These funds also dominate stock and bond markets. By 2012, tax havens held about 29% of the total foreign investment (corporate, bonds, stocks) in the US. By comparison, China held only 7% of assets.
But the hard reality for launderers is that “good” banks are harder to find every day, and so are jurisdictions providing complete anonymity. As a result, some very big fish are starting to get caught in the dragnet. One high-profile case in is now underway in Spain, where the world’s greatest soccer superstar, Lionel Messi, and his father stand accused of laundering $5.56 million (4.2 million euros) worth of sponsorship dollars. They deny all allegations.
Meanwhile, the third Smurfs movie — said to be a thorough reboot — is being prepared for a2016 release after the first two films grossed a total of nearly $1 billion worldwide. It sounds like a fine investment opportunity.
Diane Francis is editor at large with The National Post and a professor at Ryerson University’s Ted Rogers School of Management.

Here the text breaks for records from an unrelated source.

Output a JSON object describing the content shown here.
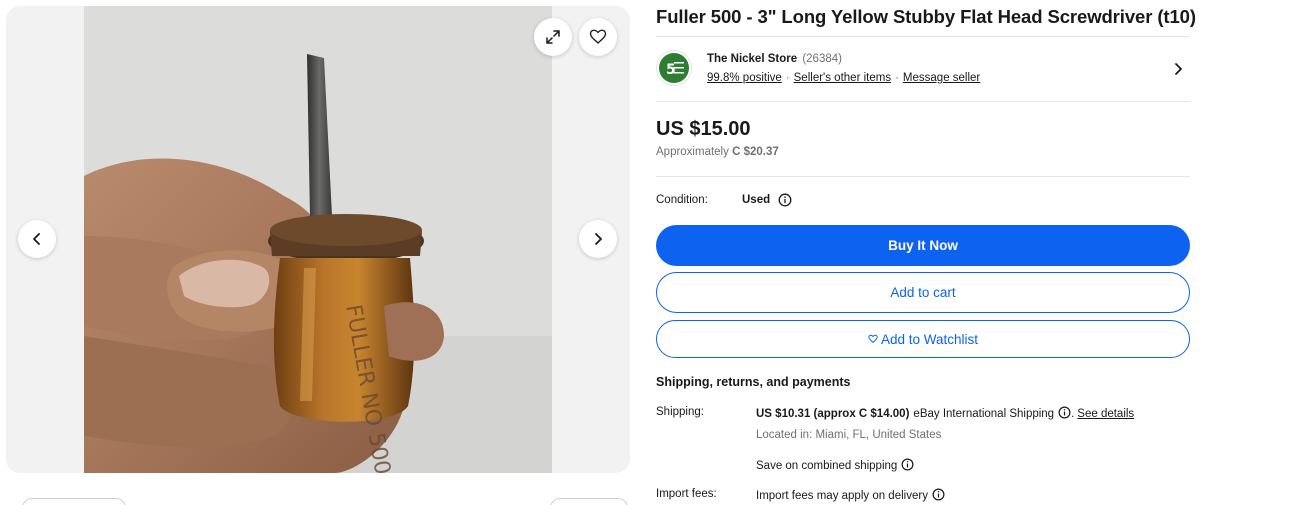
{
  "gallery": {
    "image_alt": "Hand holding a stubby yellow-handled flat head screwdriver",
    "handle_text": "FULLER NO 500",
    "icons": {
      "prev": "chevron-left-icon",
      "next": "chevron-right-icon",
      "expand": "expand-icon",
      "favorite": "heart-icon"
    }
  },
  "listing": {
    "title": "Fuller 500 - 3\" Long Yellow Stubby Flat Head Screwdriver (t10)"
  },
  "seller": {
    "name": "The Nickel Store",
    "feedback_count": "(26384)",
    "positive": "99.8% positive",
    "other_items": "Seller's other items",
    "message": "Message seller",
    "separator": "·"
  },
  "price": {
    "main": "US $15.00",
    "approx_prefix": "Approximately",
    "approx_value": "C $20.37"
  },
  "condition": {
    "label": "Condition:",
    "value": "Used"
  },
  "actions": {
    "buy_now": "Buy It Now",
    "add_to_cart": "Add to cart",
    "add_to_watchlist": "Add to Watchlist"
  },
  "shipping": {
    "section_title": "Shipping, returns, and payments",
    "shipping_label": "Shipping:",
    "shipping_cost": "US $10.31 (approx C $14.00)",
    "shipping_service": "eBay International Shipping",
    "period": ".",
    "see_details": "See details",
    "location": "Located in: Miami, FL, United States",
    "combined": "Save on combined shipping",
    "import_label": "Import fees:",
    "import_value": "Import fees may apply on delivery"
  },
  "colors": {
    "accent": "#0d63f0",
    "text": "#191919",
    "muted": "#707070",
    "divider": "#e5e5e5",
    "handle_amber": "#a8661c"
  }
}
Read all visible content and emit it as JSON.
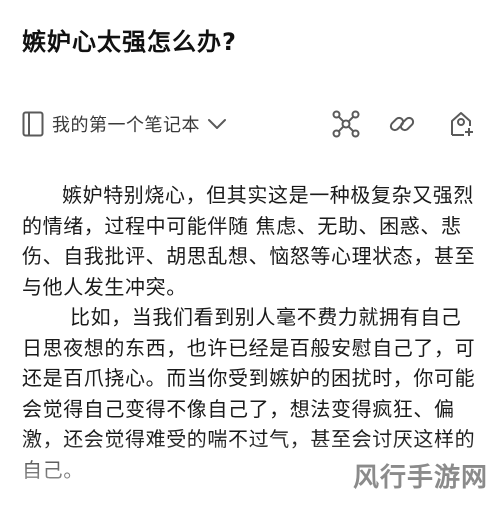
{
  "article": {
    "title": "嫉妒心太强怎么办?",
    "paragraphs": [
      "嫉妒特别烧心，但其实这是一种极复杂又强烈的情绪，过程中可能伴随 焦虑、无助、困惑、悲伤、自我批评、胡思乱想、恼怒等心理状态，甚至与他人发生冲突。",
      "比如，当我们看到别人毫不费力就拥有自己日思夜想的东西，也许已经是百般安慰自己了，可还是百爪挠心。而当你受到嫉妒的困扰时，你可能会觉得自己变得不像自己了，想法变得疯狂、偏激，还会觉得难受的喘不过气，甚至会讨厌这样的自己。"
    ]
  },
  "toolbar": {
    "notebook_label": "我的第一个笔记本",
    "icons": [
      "notebook-icon",
      "chevron-down-icon",
      "mind-map-icon",
      "link-icon",
      "share-person-icon"
    ]
  },
  "watermark": {
    "text": "风行手游网"
  },
  "colors": {
    "text": "#1a1a1a",
    "icon": "#5a5a5a",
    "background": "#ffffff"
  }
}
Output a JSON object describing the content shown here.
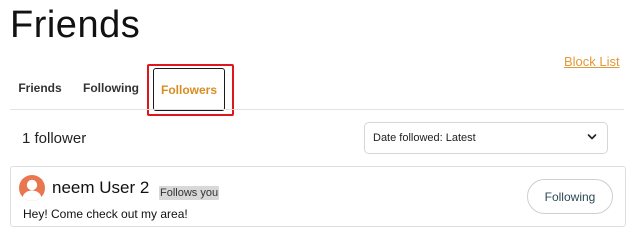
{
  "page": {
    "title": "Friends"
  },
  "block_list": {
    "label": "Block List"
  },
  "tabs": [
    {
      "label": "Friends"
    },
    {
      "label": "Following"
    },
    {
      "label": "Followers"
    }
  ],
  "list_header": {
    "count_text": "1 follower",
    "sort": {
      "selected": "Date followed: Latest"
    }
  },
  "followers": [
    {
      "name": "neem User 2",
      "badge": "Follows you",
      "bio": "Hey! Come check out my area!",
      "button_label": "Following",
      "avatar_color": "#e9764f"
    }
  ],
  "colors": {
    "accent": "#d88d22",
    "link": "#e29a38",
    "highlight_box": "#e0161d",
    "button_text": "#2c4a57"
  }
}
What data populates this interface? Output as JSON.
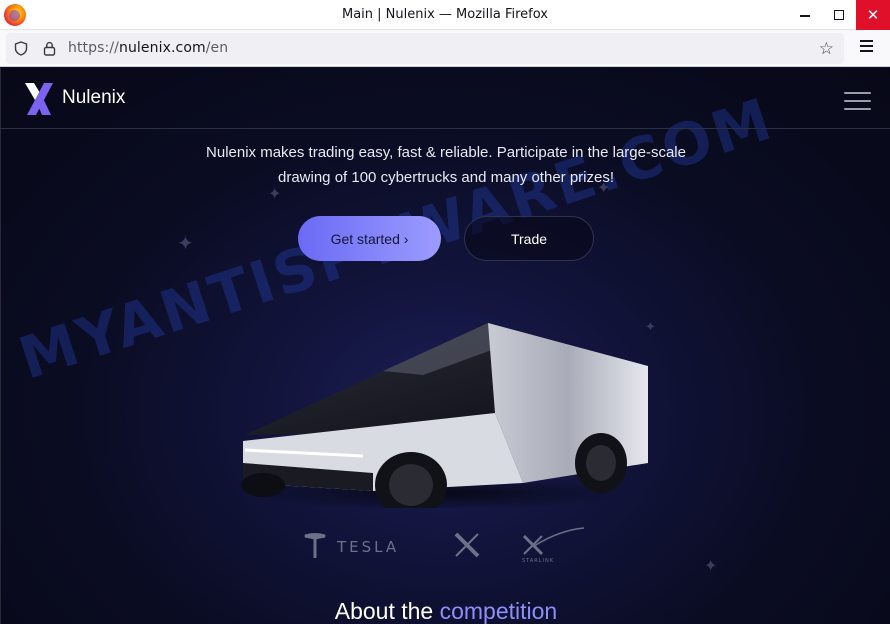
{
  "window": {
    "title": "Main | Nulenix — Mozilla Firefox",
    "minimize_glyph": "",
    "close_glyph": "✕"
  },
  "toolbar": {
    "url_scheme": "https://",
    "url_host": "nulenix.com",
    "url_path": "/en",
    "bookmark_glyph": "☆"
  },
  "site": {
    "brand": "Nulenix",
    "tagline_line1": "Nulenix makes trading easy, fast & reliable. Participate in the large-scale",
    "tagline_line2": "drawing of 100 cybertrucks and many other prizes!",
    "cta_primary": "Get started ›",
    "cta_secondary": "Trade",
    "about_prefix": "About the",
    "about_accent": "competition",
    "partners": [
      "tesla-logo",
      "x-logo",
      "starlink-logo"
    ],
    "accent_color": "#8e8ef8",
    "button_gradient": [
      "#6a6af5",
      "#9c9cff"
    ]
  },
  "overlay": {
    "watermark": "MYANTISPYWARE.COM"
  }
}
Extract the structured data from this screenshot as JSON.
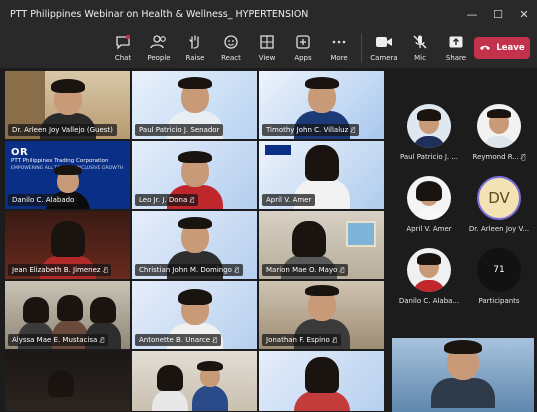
{
  "window": {
    "title": "PTT Philippines Webinar on Health & Wellness_ HYPERTENSION",
    "controls": [
      "—",
      "☐",
      "✕"
    ]
  },
  "toolbar": {
    "items": [
      {
        "label": "Chat",
        "icon": "chat-icon"
      },
      {
        "label": "People",
        "icon": "people-icon"
      },
      {
        "label": "Raise",
        "icon": "raise-hand-icon"
      },
      {
        "label": "React",
        "icon": "react-icon"
      },
      {
        "label": "View",
        "icon": "view-grid-icon"
      },
      {
        "label": "Apps",
        "icon": "apps-icon"
      },
      {
        "label": "More",
        "icon": "more-icon"
      }
    ],
    "media": [
      {
        "label": "Camera",
        "icon": "camera-icon"
      },
      {
        "label": "Mic",
        "icon": "mic-muted-icon"
      },
      {
        "label": "Share",
        "icon": "share-icon"
      }
    ],
    "leave_label": "Leave",
    "leave_color": "#c4314b"
  },
  "tiles": [
    {
      "name": "Dr. Arleen Joy Vallejo (Guest)",
      "mic": false
    },
    {
      "name": "Paul Patricio J. Senador",
      "mic": false
    },
    {
      "name": "Timothy John C. Villaluz",
      "mic": true
    },
    {
      "name": "Danilo C. Alabado",
      "mic": false
    },
    {
      "name": "Leo Jr. J. Dona",
      "mic": true
    },
    {
      "name": "April V. Amer",
      "mic": false
    },
    {
      "name": "Jean Elizabeth B. Jimenez",
      "mic": true
    },
    {
      "name": "Christian John M. Domingo",
      "mic": true
    },
    {
      "name": "Marion Mae O. Mayo",
      "mic": true
    },
    {
      "name": "Alyssa Mae E. Mustacisa",
      "mic": true
    },
    {
      "name": "Antonette B. Unarce",
      "mic": true
    },
    {
      "name": "Jonathan F. Espino",
      "mic": true
    }
  ],
  "banner": {
    "logo": "OR",
    "company": "PTT Philippines Trading Corporation",
    "tagline": "EMPOWERING ALL TOWARD INCLUSIVE GROWTH"
  },
  "side_panel": {
    "participants": [
      {
        "name": "Paul Patricio J. ...",
        "mic": false
      },
      {
        "name": "Reymond R...",
        "mic": true
      },
      {
        "name": "April V. Amer",
        "mic": false
      },
      {
        "name": "Dr. Arleen Joy V...",
        "initials": "DV",
        "mic": false
      },
      {
        "name": "Danilo C. Alaba...",
        "mic": false
      }
    ],
    "count": "71",
    "count_label": "Participants"
  }
}
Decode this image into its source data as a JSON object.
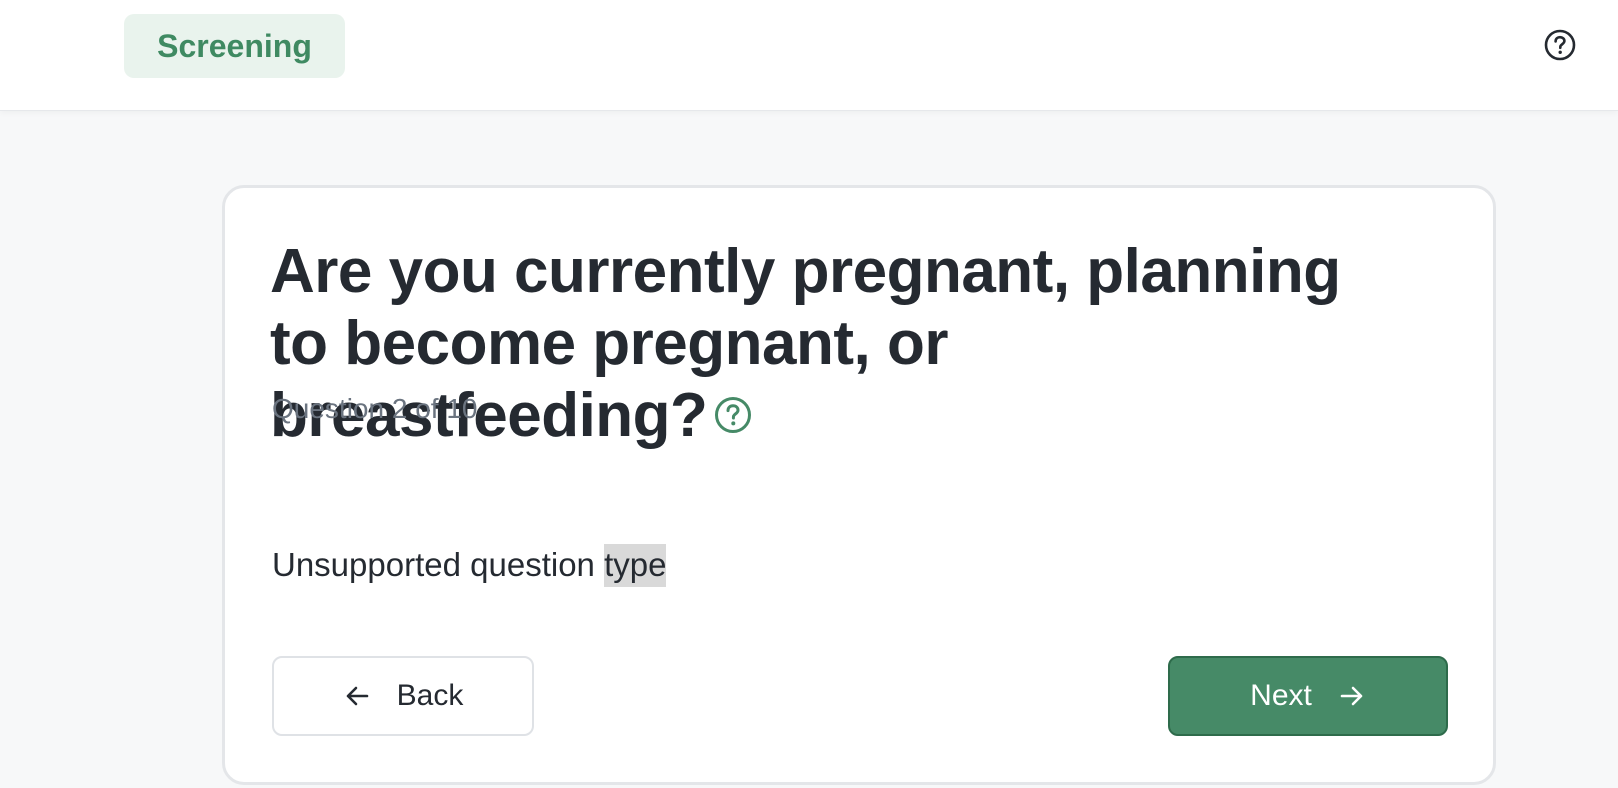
{
  "header": {
    "stage_label": "Screening",
    "help_icon": "question-circle-icon"
  },
  "question": {
    "title": "Are you currently pregnant, planning to become pregnant, or breastfeeding?",
    "help_icon": "question-circle-icon",
    "progress_text": "Question 2 of 10",
    "current": 2,
    "total": 10
  },
  "body": {
    "message_prefix": "Unsupported question ",
    "message_highlighted": "type"
  },
  "actions": {
    "back_label": "Back",
    "back_icon": "arrow-left-icon",
    "next_label": "Next",
    "next_icon": "arrow-right-icon"
  },
  "colors": {
    "brand_green": "#468a67",
    "pill_bg": "#e9f3ed",
    "pill_text": "#3f8a62",
    "text_primary": "#252a31",
    "text_muted": "#6b7480",
    "page_bg": "#f7f8f9"
  }
}
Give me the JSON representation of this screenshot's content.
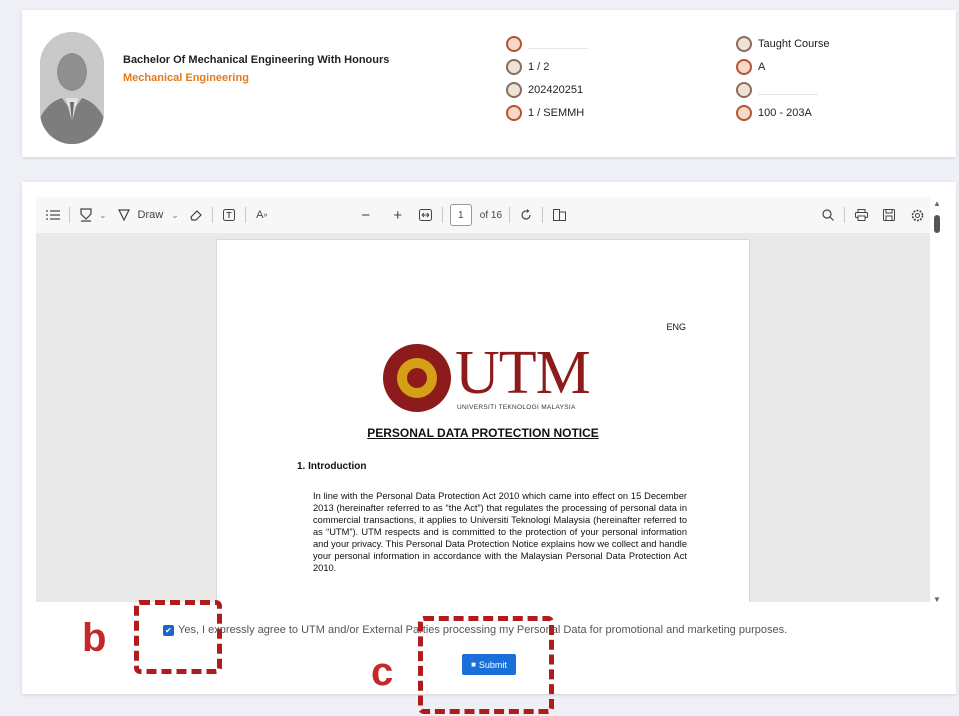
{
  "profile": {
    "program": "Bachelor Of Mechanical Engineering With Honours",
    "department": "Mechanical Engineering",
    "col1": [
      "",
      "1 / 2",
      "202420251",
      "1 / SEMMH"
    ],
    "col2": [
      "Taught Course",
      "A",
      "",
      "100 - 203A"
    ]
  },
  "toolbar": {
    "draw_label": "Draw",
    "page_current": "1",
    "page_total": "of 16"
  },
  "document": {
    "lang": "ENG",
    "brand": "UTM",
    "brand_sub": "UNIVERSITI TEKNOLOGI MALAYSIA",
    "title": "PERSONAL DATA PROTECTION NOTICE",
    "section_heading": "1.  Introduction",
    "paragraph": "In line with the Personal Data Protection Act 2010 which came into effect on 15 December 2013 (hereinafter referred to as “the Act”) that regulates the processing of personal data in commercial transactions, it applies to Universiti Teknologi Malaysia (hereinafter referred to as “UTM”). UTM respects and is committed to the protection of your personal information and your privacy. This Personal Data Protection Notice explains how we collect and handle your personal information in accordance with the Malaysian Personal Data Protection Act 2010."
  },
  "consent": {
    "checked": true,
    "text": "Yes, I expressly agree to UTM and/or External Parties processing my Personal Data for promotional and marketing purposes."
  },
  "submit": {
    "label": "Submit"
  },
  "annotations": {
    "b": "b",
    "c": "c"
  },
  "colors": {
    "accent": "#1b6fd9",
    "annotation": "#b01c1c",
    "department": "#e07b22",
    "brand": "#8e1b1b"
  }
}
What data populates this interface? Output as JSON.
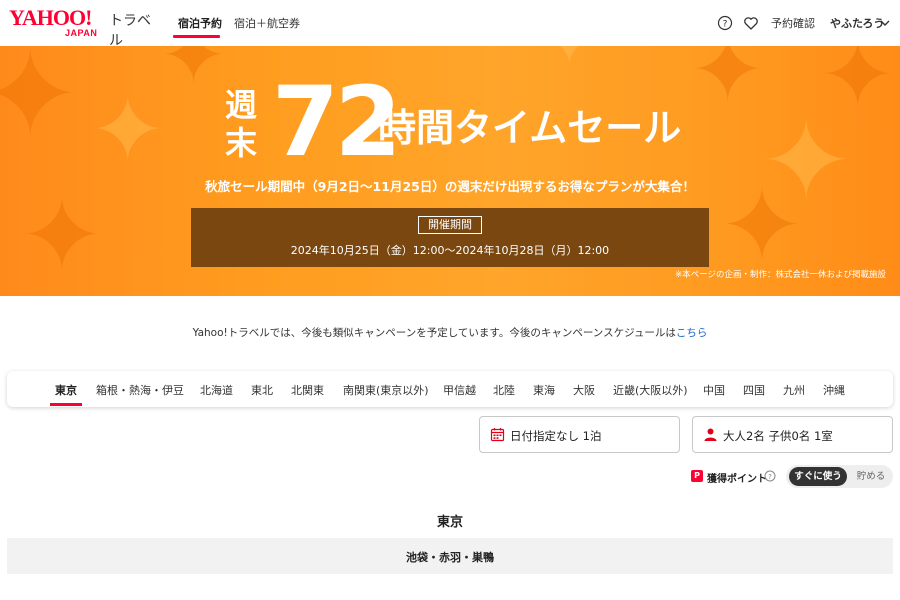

Tuesday, October 7, 2014

IT Geek Jokes

1. There are 10 types of people in the world: those who understand binary, and those who don't.
2. How many programmers does it take to change a light bulb?
None. It's a hardware problem.
3. A SEO couple had twins. For the first time they were happy with duplicate content.
4. Why is it that programmers always confuse Halloween with Christmas?
Because 31 OCT = 25 DEC
5. Why do they call it hyper text?
Too much JAVA.
6. Why was the JavaScript developer sad?
Because he didn't Node how to Express himself
7. In order to understand recursion you must first understand recursion.
8. Why do Java developers wear glasses? Because they can't C#
9. What do you call 8 hobbits?
A hobbyte
10. Why did the developer go broke?
Because he used up all his cache
11. Why did the geek add body { padding-top: 1000px; } to his Facebook profile?
He wanted to keep a low profile.
12. An SEO expert walks into a bar, bars, pub, tavern, public house, Irish pub, drinks, beer, alcohol
13. I would tell you a UDP joke, but you might not get it.
14. 8 bytes walk into a bar, the bartenders asks "What will it be?"
One of them says, "Make us a double."
15. Two bytes meet. The first byte asks, "Are you ill?"
The second byte replies, "No, just feeling a bit off."
16. These two strings walk into a bar and sit down. The bartender says, "So what'll it be?"
The first string says, "I think I'll have a beer quag fulk boorg jdk^CjfdLk jk3s d#f67howe%^U r89nvy~~owmc63^Dz x.xvcu"
"Please excuse my friend," the second string says, "He isn't null-terminated."
17. "Knock, knock. Who's there?"
very long pause...
18. If you put a million monkeys on a million keyboards, one of them will eventually write a Java program. The rest of them will write Perl programs.
19. There's a band called 1023MB. They haven't had any gigs yet.

20. There are only two hard things in computer science: cache invalidation, naming things, and off-by-one errors.